I’m very excited to be actively learning, sharing and playing again.
I’m certain the course will remind me how the words learning, sharing and playing are wonderful tautologies!


Why I need Twitter & RSS (CPD23 Thing 4)

Posted: July 17th, 2011 | Author: | Filed under: professional development | Tags: , , , | 10 Comments »

Fact: RSS and Twitter are my top 2 favourite things on the Internet. Big call I know, but it’s been this way since 2007. And 4 years is a long time in internet years.

Embrace 2.0 by cmdrfletcher on flickr

Recently the CPD23 crew asked us to consider current awareness tools on the interwebs: namely Twitter, RSS, & Pushnote. As I am completely new to Pushnote, the following are my thoughts on twitter & rss. (I *may* write on Pushnote in the future.)

In the past I’ve referred to Twitter as my dear other spouse. I stand by this. I totally rate Twitter as my current favourite online socialising, networking & sharing tool.

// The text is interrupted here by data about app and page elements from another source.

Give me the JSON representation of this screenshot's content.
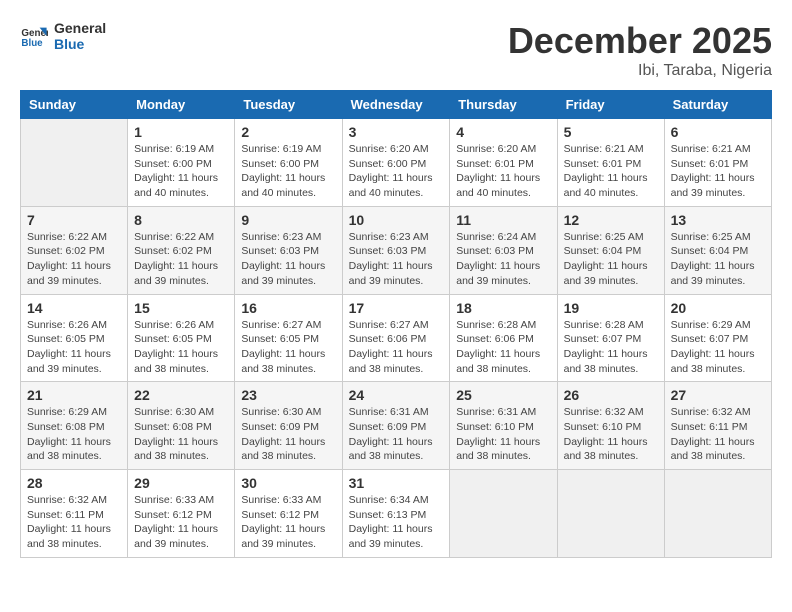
{
  "logo": {
    "line1": "General",
    "line2": "Blue"
  },
  "title": "December 2025",
  "subtitle": "Ibi, Taraba, Nigeria",
  "days_header": [
    "Sunday",
    "Monday",
    "Tuesday",
    "Wednesday",
    "Thursday",
    "Friday",
    "Saturday"
  ],
  "weeks": [
    [
      {
        "day": "",
        "info": ""
      },
      {
        "day": "1",
        "info": "Sunrise: 6:19 AM\nSunset: 6:00 PM\nDaylight: 11 hours\nand 40 minutes."
      },
      {
        "day": "2",
        "info": "Sunrise: 6:19 AM\nSunset: 6:00 PM\nDaylight: 11 hours\nand 40 minutes."
      },
      {
        "day": "3",
        "info": "Sunrise: 6:20 AM\nSunset: 6:00 PM\nDaylight: 11 hours\nand 40 minutes."
      },
      {
        "day": "4",
        "info": "Sunrise: 6:20 AM\nSunset: 6:01 PM\nDaylight: 11 hours\nand 40 minutes."
      },
      {
        "day": "5",
        "info": "Sunrise: 6:21 AM\nSunset: 6:01 PM\nDaylight: 11 hours\nand 40 minutes."
      },
      {
        "day": "6",
        "info": "Sunrise: 6:21 AM\nSunset: 6:01 PM\nDaylight: 11 hours\nand 39 minutes."
      }
    ],
    [
      {
        "day": "7",
        "info": "Sunrise: 6:22 AM\nSunset: 6:02 PM\nDaylight: 11 hours\nand 39 minutes."
      },
      {
        "day": "8",
        "info": "Sunrise: 6:22 AM\nSunset: 6:02 PM\nDaylight: 11 hours\nand 39 minutes."
      },
      {
        "day": "9",
        "info": "Sunrise: 6:23 AM\nSunset: 6:03 PM\nDaylight: 11 hours\nand 39 minutes."
      },
      {
        "day": "10",
        "info": "Sunrise: 6:23 AM\nSunset: 6:03 PM\nDaylight: 11 hours\nand 39 minutes."
      },
      {
        "day": "11",
        "info": "Sunrise: 6:24 AM\nSunset: 6:03 PM\nDaylight: 11 hours\nand 39 minutes."
      },
      {
        "day": "12",
        "info": "Sunrise: 6:25 AM\nSunset: 6:04 PM\nDaylight: 11 hours\nand 39 minutes."
      },
      {
        "day": "13",
        "info": "Sunrise: 6:25 AM\nSunset: 6:04 PM\nDaylight: 11 hours\nand 39 minutes."
      }
    ],
    [
      {
        "day": "14",
        "info": "Sunrise: 6:26 AM\nSunset: 6:05 PM\nDaylight: 11 hours\nand 39 minutes."
      },
      {
        "day": "15",
        "info": "Sunrise: 6:26 AM\nSunset: 6:05 PM\nDaylight: 11 hours\nand 38 minutes."
      },
      {
        "day": "16",
        "info": "Sunrise: 6:27 AM\nSunset: 6:05 PM\nDaylight: 11 hours\nand 38 minutes."
      },
      {
        "day": "17",
        "info": "Sunrise: 6:27 AM\nSunset: 6:06 PM\nDaylight: 11 hours\nand 38 minutes."
      },
      {
        "day": "18",
        "info": "Sunrise: 6:28 AM\nSunset: 6:06 PM\nDaylight: 11 hours\nand 38 minutes."
      },
      {
        "day": "19",
        "info": "Sunrise: 6:28 AM\nSunset: 6:07 PM\nDaylight: 11 hours\nand 38 minutes."
      },
      {
        "day": "20",
        "info": "Sunrise: 6:29 AM\nSunset: 6:07 PM\nDaylight: 11 hours\nand 38 minutes."
      }
    ],
    [
      {
        "day": "21",
        "info": "Sunrise: 6:29 AM\nSunset: 6:08 PM\nDaylight: 11 hours\nand 38 minutes."
      },
      {
        "day": "22",
        "info": "Sunrise: 6:30 AM\nSunset: 6:08 PM\nDaylight: 11 hours\nand 38 minutes."
      },
      {
        "day": "23",
        "info": "Sunrise: 6:30 AM\nSunset: 6:09 PM\nDaylight: 11 hours\nand 38 minutes."
      },
      {
        "day": "24",
        "info": "Sunrise: 6:31 AM\nSunset: 6:09 PM\nDaylight: 11 hours\nand 38 minutes."
      },
      {
        "day": "25",
        "info": "Sunrise: 6:31 AM\nSunset: 6:10 PM\nDaylight: 11 hours\nand 38 minutes."
      },
      {
        "day": "26",
        "info": "Sunrise: 6:32 AM\nSunset: 6:10 PM\nDaylight: 11 hours\nand 38 minutes."
      },
      {
        "day": "27",
        "info": "Sunrise: 6:32 AM\nSunset: 6:11 PM\nDaylight: 11 hours\nand 38 minutes."
      }
    ],
    [
      {
        "day": "28",
        "info": "Sunrise: 6:32 AM\nSunset: 6:11 PM\nDaylight: 11 hours\nand 38 minutes."
      },
      {
        "day": "29",
        "info": "Sunrise: 6:33 AM\nSunset: 6:12 PM\nDaylight: 11 hours\nand 39 minutes."
      },
      {
        "day": "30",
        "info": "Sunrise: 6:33 AM\nSunset: 6:12 PM\nDaylight: 11 hours\nand 39 minutes."
      },
      {
        "day": "31",
        "info": "Sunrise: 6:34 AM\nSunset: 6:13 PM\nDaylight: 11 hours\nand 39 minutes."
      },
      {
        "day": "",
        "info": ""
      },
      {
        "day": "",
        "info": ""
      },
      {
        "day": "",
        "info": ""
      }
    ]
  ]
}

As I mentioned before, for me Twitter is the King of:

  • sharing links, info, and quick advice
  • real-time searching
  • short, sharp quip-laden conversations
  • staying up-to-date – follow industry people & get their thoughts as they have them & read/view what they deem sharable
  • virtually being there – “attend” conferences/concerts/demonstrations by following hashtags & hear what the backchannel really thinks
  • democratising the web – I can tweet anyone, anything, instantly. No more searching for email addresses or phone numbers & fretting about how to say what I feel in wordy emails or (gasp!) phone calls. Just tweet them your thoughts or query in 140 characters. You may even get a reply!

My advice for twitter:

  • Get a short username – it makes conversing with you & retweeting your tweets easier, as your username doesn’t eat most of the 140 character limit
  • Use a twitter client NOT the website – it will change your experience & opinion of Twitter completely. Repeat: do NOT use the website (try tweetdeck, etc)
  • @ reply people to get involved in the conversations – this is integral to “getting the whole twitter thing”
  • fill in your profile & perhaps be yourself
  • follow #hashtags
  • stick with it

I love how twitter flicks me around the intermehnet as I follow tweeted links & hashtags. In this way, twitter is a huge part of my how I keep up to date with my hobbies, my profession & my learning. Not just a real-time communication tool offering friendly advice, humour, insight, and professional support, twitter is a crowd-sourced RSS feed that I trust & benefit from extensively.

Enter: The Segue…

RSS is The Business.
It makes the net drivable. Given there are a gazillion billion sites out there, it is hard to keep up with what you want, right? Hard no more. Since I began using RSS I have control over the many, many sights I frequent, and I always remember to read my favourites. At the least, I have them stored to read later.

The bestest things about RSS:

  • it’s searchable! Read something fascinating but can’t remember where? Search your feeds: brilliant!
  • you can stop bookmarking endless sites & opening many, many sites each day and simply open your reader
  • folders keep like feeds together
  • reduce your inbox by unsubscribing via email to your many fave sites & subscribe via your reader instead

My advice for RSS:

  • create & use folders
  • subscribe to pertinent comment streams to continue your conversations in the blogosphere
  • I use googlereader and I highly recommend it
  • if you have your own blog/website, add prominent RSS posts AND comments feed buttons to your site

I tell people I love RSS & Twitter. I do adore these tools, and I need them. If you are into sharing & simplifying web navigation, then I suggest you need them too.